1 out of 10 people worry excessively. Extreme worrying can be a symptom of a mental health issue such as depression or generalized anxiety disorder. Some people who worry constantly and their worrying derails their lives may have a chemical imbalance and need medication, therapy or both.
For many of us, we worry because we want to control a situation, person or outcome that we usually don’t have that much control over. Worrying a lot usually means that you are trying really hard to control something, yet worrying usually doesn’t do anything to help or change the situation, it just causes us more emotional anguish.
Here are five tips to help combat worrying:
- Allow yourself to worry in small increments: I’ve told clients who worry a lot to designate one part of their day as their worry time, that way their worrying doesn’t build up nor do they worry throughout the entire day.

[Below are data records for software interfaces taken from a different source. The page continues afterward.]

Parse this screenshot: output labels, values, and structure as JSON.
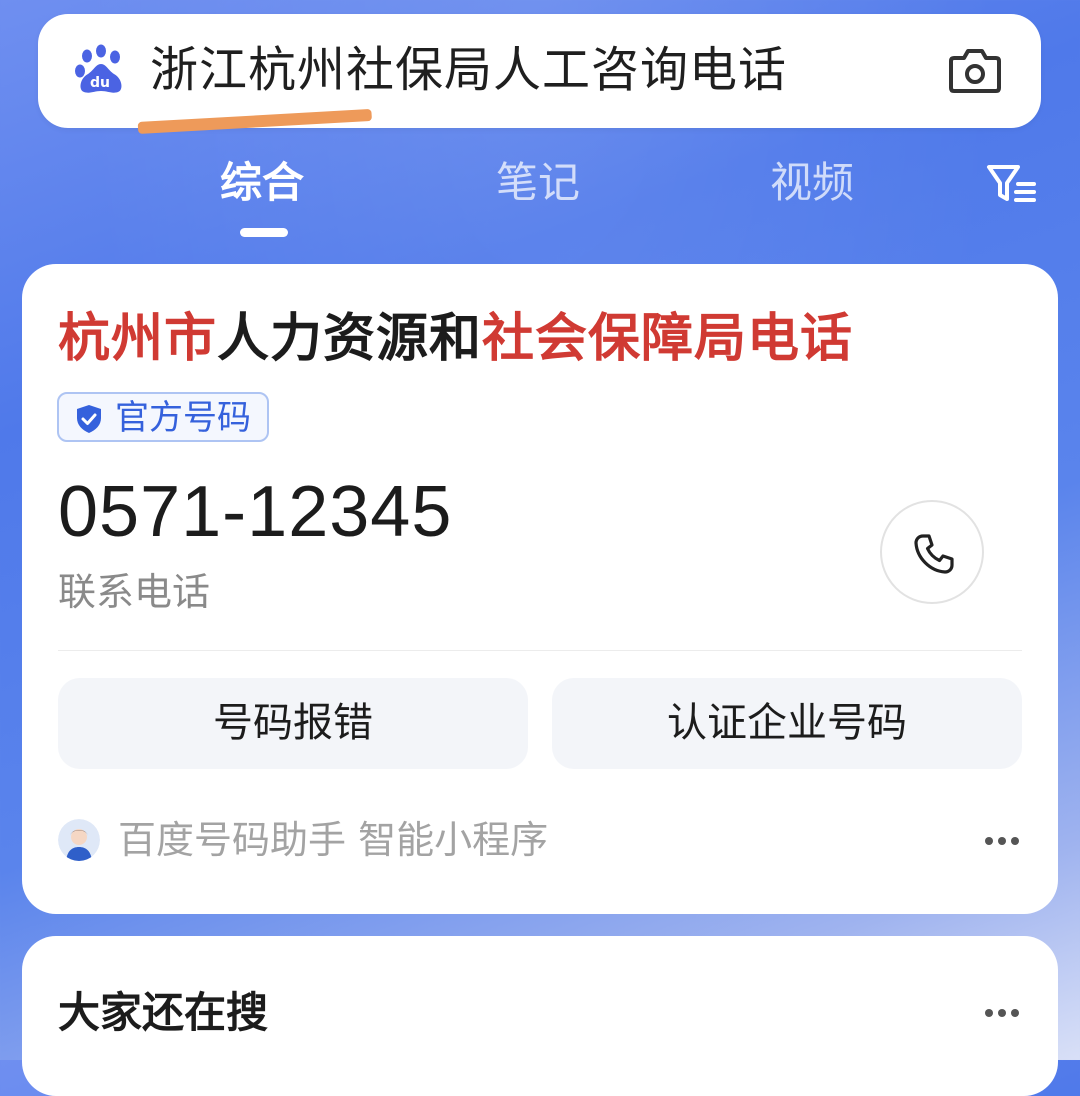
{
  "search": {
    "query": "浙江杭州社保局人工咨询电话",
    "logo_icon": "baidu-paw-icon",
    "camera_icon": "camera-icon"
  },
  "tabs": [
    {
      "label": "综合",
      "active": true
    },
    {
      "label": "笔记",
      "active": false
    },
    {
      "label": "视频",
      "active": false
    }
  ],
  "filter_icon": "filter-icon",
  "result": {
    "title_parts": [
      {
        "text": "杭州市",
        "highlight": true
      },
      {
        "text": "人力资源和",
        "highlight": false
      },
      {
        "text": "社会保障局电话",
        "highlight": true
      }
    ],
    "badge": "官方号码",
    "phone": "0571-12345",
    "phone_label": "联系电话",
    "call_icon": "phone-icon",
    "actions": {
      "report": "号码报错",
      "verify": "认证企业号码"
    },
    "source": "百度号码助手 智能小程序"
  },
  "related": {
    "title": "大家还在搜"
  },
  "colors": {
    "highlight": "#d03a33",
    "badge": "#3561dc",
    "underline": "#ee9a5a"
  }
}
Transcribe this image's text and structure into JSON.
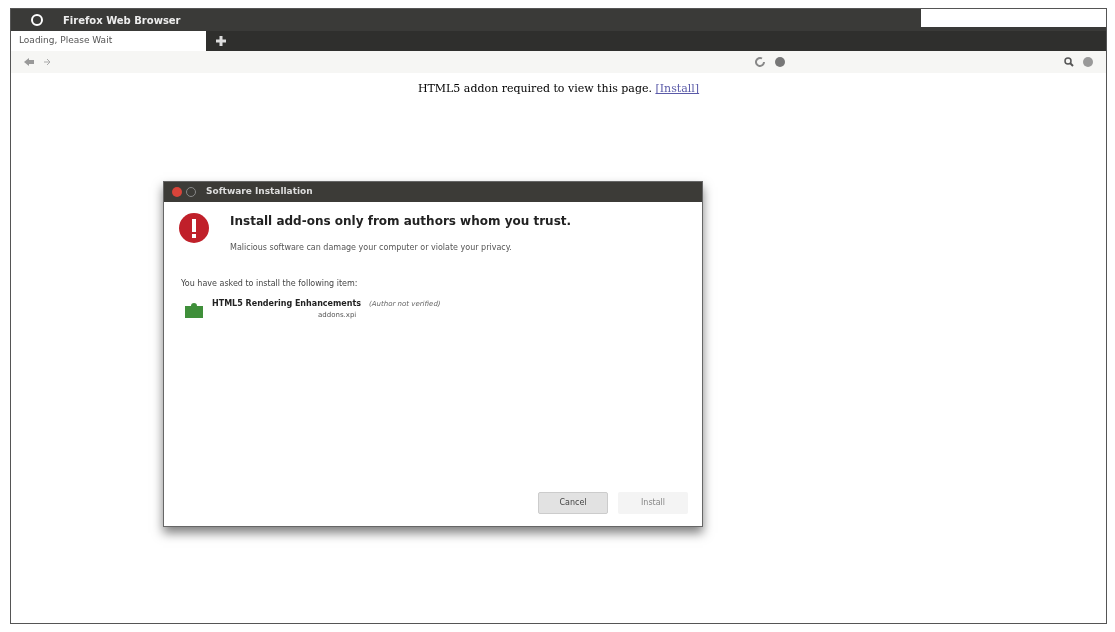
{
  "window": {
    "title": "Firefox Web Browser"
  },
  "tabs": [
    {
      "label": "Loading, Please Wait",
      "selected": true
    }
  ],
  "page": {
    "message": "HTML5 addon required to view this page.",
    "link": "[Install]"
  },
  "dialog": {
    "title": "Software Installation",
    "heading": "Install add-ons only from authors whom you trust.",
    "warning": "Malicious software can damage your computer or violate your privacy.",
    "intro": "You have asked to install the following item:",
    "items": [
      {
        "name": "HTML5 Rendering Enhancements",
        "note": "(Author not verified)",
        "file": "addons.xpi"
      }
    ],
    "buttons": [
      {
        "label": "Cancel",
        "disabled": false
      },
      {
        "label": "Install",
        "disabled": true
      }
    ]
  }
}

- Try to problem solve: Worrying is a poor attempt to solve a problem. It simply doesn’t work. Instead of wasting the energy on worrying, try to think of solutions to the problem you are worrying about.
- Learn to deal with uncertainty: Uncertainty is just a part of life, sometimes random things just happen, but many of us are unwilling to except that. We have to know and/or be in control of things that we simply can’t be. The faster we learn to deal with uncertainty, the easier it will be to stop worrying and the easier it will be to actually deal with the unexpected.
- Stay in the present: When we worry, we aren’t actually enjoying what’s going on around us now. We are so far into the “what ifs” of the future, that we are missing out on the great possibilities of right now. You can acknowledge your worries, but that doesn’t mean you have to allow them to pull you in. Meditation and mindfulness activities can help ease some of the stress from worrying and bring you back to the present.
- Get out of your head: You may find that putting what you’re worrying about down on paper helps release some of its power over you. Some people keep a worry journal next to their bed so that if their worries keep them up at night they can just jot them down on paper and “release” them. Guatemalan worry dolls, for example, are dolls based on a legend where children in Guatemala make dolls to tell their worries to and the doll “takes” their worry away.
“I have spent most of my life worrying about things that have never happened.” -Mark Twain